Below is a bargain worth pursuing. I have not tasted it; but I think for that price, it is a fun adventure.

2012 Bodega Catena Zapata Cabernet Sauvignon Mendoza, 91 points, $20
Catena’s consistently excellent cabernet sauvignon is suave and plush yet light on its feet in 2012, showing a restrained sweetness to its sappy redcurrant, plum, mocha, graphite and spice flavors. Fine-grained tannins will not get in the way of enjoying this outstanding value now. (ST)

I am not sure what the flavors will yield, yet would love to hear from those who find this bottle. Please share your views.




Chardonnay, Please…

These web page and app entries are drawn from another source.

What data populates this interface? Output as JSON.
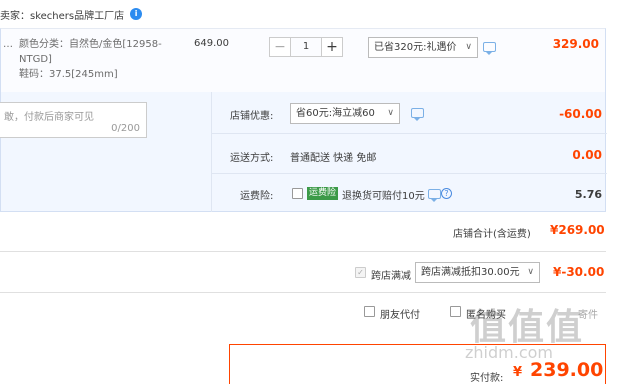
{
  "seller": {
    "label": "卖家：skechers品牌工厂店",
    "badge": "i"
  },
  "item": {
    "dots": "…",
    "sku_color": "颜色分类：自然色/金色[12958-NTGD]",
    "sku_size": "鞋码：37.5[245mm]",
    "unit_price": "649.00",
    "qty_minus": "−",
    "qty": "1",
    "qty_plus": "+",
    "promo_selected": "已省320元:礼遇价",
    "row_total": "329.00"
  },
  "memo": {
    "placeholder": "敢，付款后商家可见",
    "counter": "0/200"
  },
  "shop": {
    "discount_label": "店铺优惠:",
    "discount_selected": "省60元:海立减60",
    "discount_amount": "-60.00",
    "shipping_label": "运送方式:",
    "shipping_value": "普通配送 快递 免邮",
    "shipping_amount": "0.00",
    "insurance_label": "运费险:",
    "insurance_tag": "运费险",
    "insurance_desc": "退换货可赔付10元",
    "insurance_amount": "5.76",
    "total_label": "店铺合计(含运费)",
    "total_amount": "¥269.00"
  },
  "cross": {
    "label": "跨店满减",
    "selected": "跨店满减抵扣30.00元",
    "amount": "¥-30.00"
  },
  "pay": {
    "friend_pay": "朋友代付",
    "anon_pay": "匿名购买",
    "hidden": "寄件"
  },
  "final": {
    "label": "实付款:",
    "currency": "¥",
    "amount": "239.00"
  },
  "watermark": {
    "logo": "值值值",
    "url": "zhidm.com"
  },
  "colors": {
    "accent": "#ff4400",
    "panel": "#f2f7ff",
    "border": "#d3dff3"
  }
}
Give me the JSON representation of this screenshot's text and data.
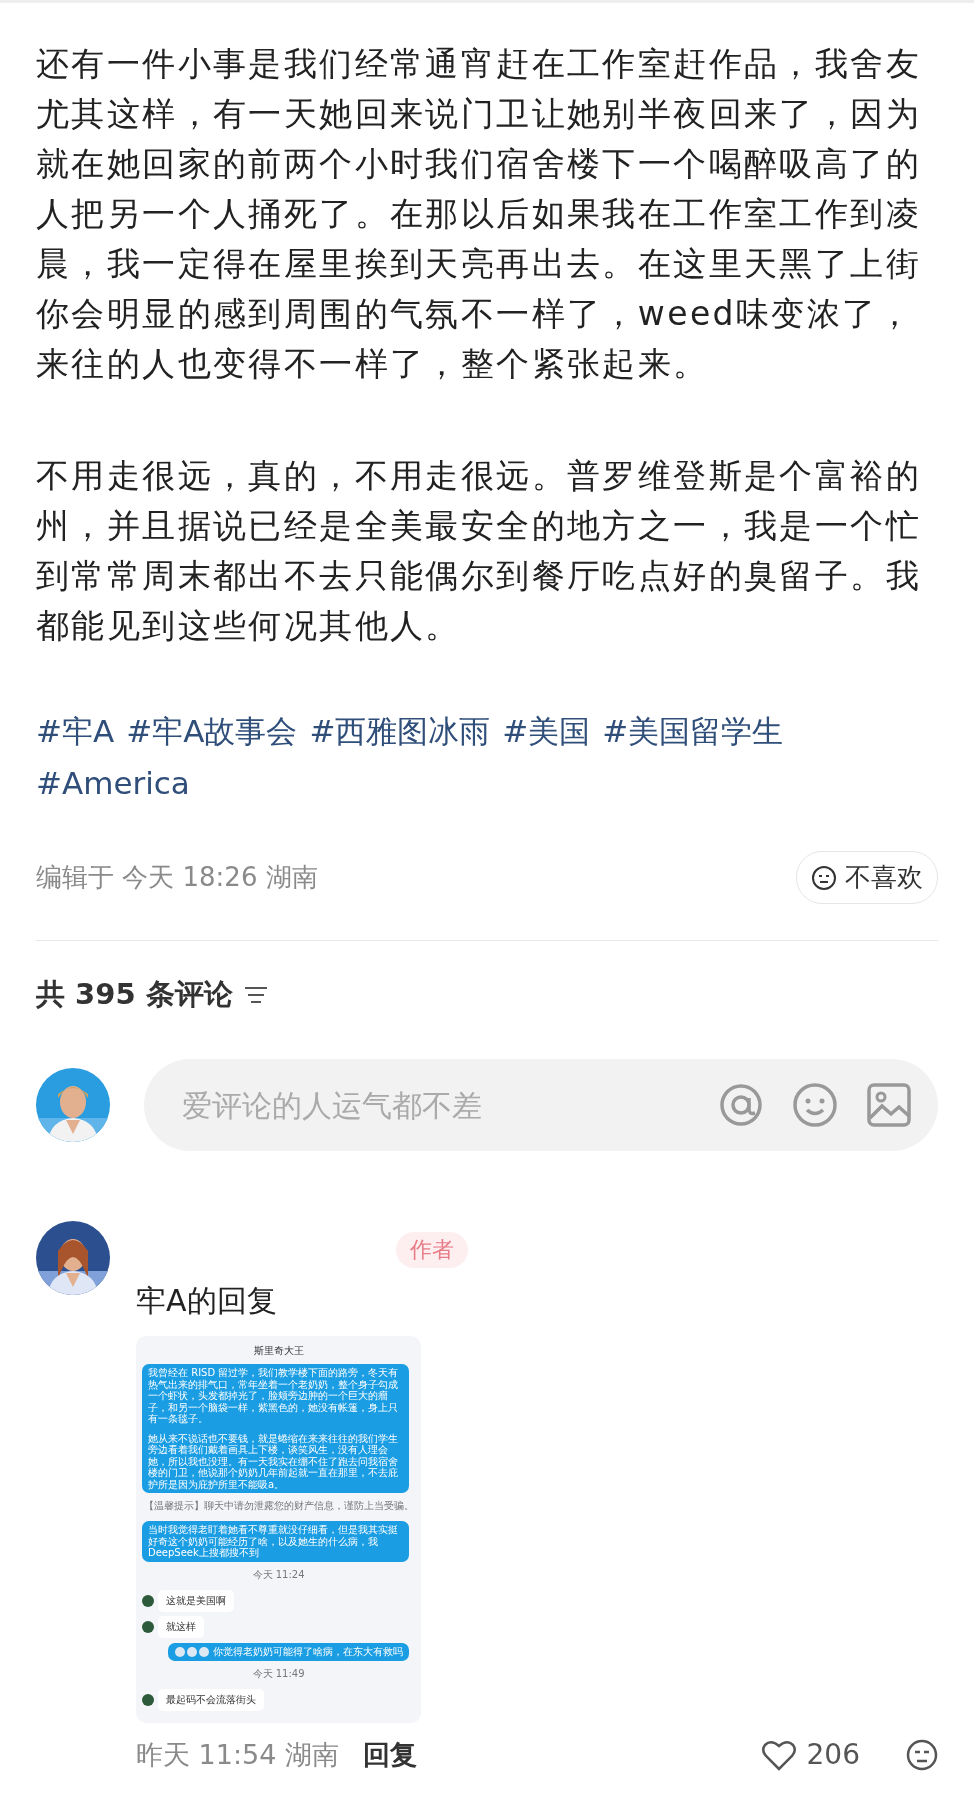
{
  "post": {
    "paragraphs": [
      "还有一件小事是我们经常通宵赶在工作室赶作品，我舍友尤其这样，有一天她回来说门卫让她别半夜回来了，因为就在她回家的前两个小时我们宿舍楼下一个喝醉吸高了的人把另一个人捅死了。在那以后如果我在工作室工作到凌晨，我一定得在屋里挨到天亮再出去。在这里天黑了上街你会明显的感到周围的气氛不一样了，weed味变浓了，来往的人也变得不一样了，整个紧张起来。",
      "不用走很远，真的，不用走很远。普罗维登斯是个富裕的州，并且据说已经是全美最安全的地方之一，我是一个忙到常常周末都出不去只能偶尔到餐厅吃点好的臭留子。我都能见到这些何况其他人。"
    ],
    "hashtags": [
      "#牢A",
      "#牢A故事会",
      "#西雅图冰雨",
      "#美国",
      "#美国留学生",
      "#America"
    ],
    "meta": "编辑于 今天 18:26 湖南",
    "dislike_button": "不喜欢"
  },
  "comments_header": {
    "count_label": "共 395 条评论"
  },
  "comment_input": {
    "placeholder": "爱评论的人运气都不差"
  },
  "comments": [
    {
      "badge": "作者",
      "text": "牢A的回复",
      "attachment": {
        "title": "斯里奇大王",
        "messages": [
          {
            "kind": "outgoing",
            "paragraphs": [
              "我曾经在 RISD 留过学，我们教学楼下面的路旁，冬天有热气出来的排气口，常年坐着一个老奶奶，整个身子勾成一个虾状，头发都掉光了，脸颊旁边肿的一个巨大的瘤子，和另一个脑袋一样，紫黑色的，她没有帐篷，身上只有一条毯子。",
              "她从来不说话也不要钱，就是蜷缩在来来往往的我们学生旁边看着我们戴着画具上下楼，谈笑风生，没有人理会她，所以我也没理。有一天我实在绷不住了跑去问我宿舍楼的门卫，他说那个奶奶几年前起就一直在那里，不去庇护所是因为庇护所里不能吸a。"
            ],
            "stickers": false
          },
          {
            "kind": "notice",
            "text": "【温馨提示】聊天中请勿泄露您的财产信息，谨防上当受骗。"
          },
          {
            "kind": "outgoing",
            "paragraphs": [
              "当时我觉得老盯着她看不尊重就没仔细看，但是我其实挺好奇这个奶奶可能经历了啥，以及她生的什么病，我DeepSeek上搜都搜不到"
            ],
            "stickers": false
          },
          {
            "kind": "time",
            "text": "今天 11:24"
          },
          {
            "kind": "incoming",
            "text": "这就是美国啊"
          },
          {
            "kind": "incoming",
            "text": "就这样"
          },
          {
            "kind": "outgoing",
            "paragraphs": [
              "你觉得老奶奶可能得了啥病，在东大有救吗"
            ],
            "stickers": true
          },
          {
            "kind": "time",
            "text": "今天 11:49"
          },
          {
            "kind": "incoming",
            "text": "最起码不会流落街头"
          }
        ]
      },
      "time": "昨天 11:54 湖南",
      "reply": "回复",
      "likes": "206"
    }
  ]
}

The top-selling white wine in the United States today is Chardonnay. There are many good reasons for that — it is an easy-going, pleasant, fruity, sometimes creamy, and sometimes spicy wine. With all that going on, it hits the right spot on many, many palates. In the beginning of my exploration of wine, my favorite one was Kendall Jackson Chardonnay. It was lush and approachable at any time. As it turns out, today it is the number one selling Chardonnay in the country.

Chardonnay is grown in many places in the world. Major plantings are found in California, Australia, Burgundy, and Languedoc-Roussillon in France. As you can imagine, these very different climates provide varied growing seasons and temperatures. Chardonnay will deliver a serviceable wine whether grown in a colder climate or a warmer climate, as evidenced by the vast array of growing regions. It will deliver entry-level wines that are easy drinking to the greatest white, the Grand Crus of Burgundy. (Yes, Chardonnay is the grape also known as White Burgundy.) Because of the wide variety of growing climates, Chardonnay becomes a great vehicle to express terroir and a great canvas for the winemaker.

Chardonnay provides a broad spectrum of flavor and styles. It can vary from steely with cool climate austerity to tropical and luscious. There is a Chardonnay for almost every occasion. It pairs well with roast chicken and other white meat. With a full, rich, new world wine, try rich seafood. Oaky Chardonnay pairs well with smoked fish and garlicky dips such as guacamole. Another friend of Chardonnay can be spicy, coconutty, South East Asian food.

Here are some well-crafted value wines for you to explore and try:

2012 Smoking Loon, Steelbird Unoaked, $8
2012 Amici, Olema Chardonnay, Sonoma County, $15
2012 Beringer Chardonnay, $18
2012 Columbia Crest, Grand Estates, $12
2011 14 Hands Chardonnay, Washington, $12
2013 Jacob’s Creek, Adelaide Hills Reserve, $13

It could be party time!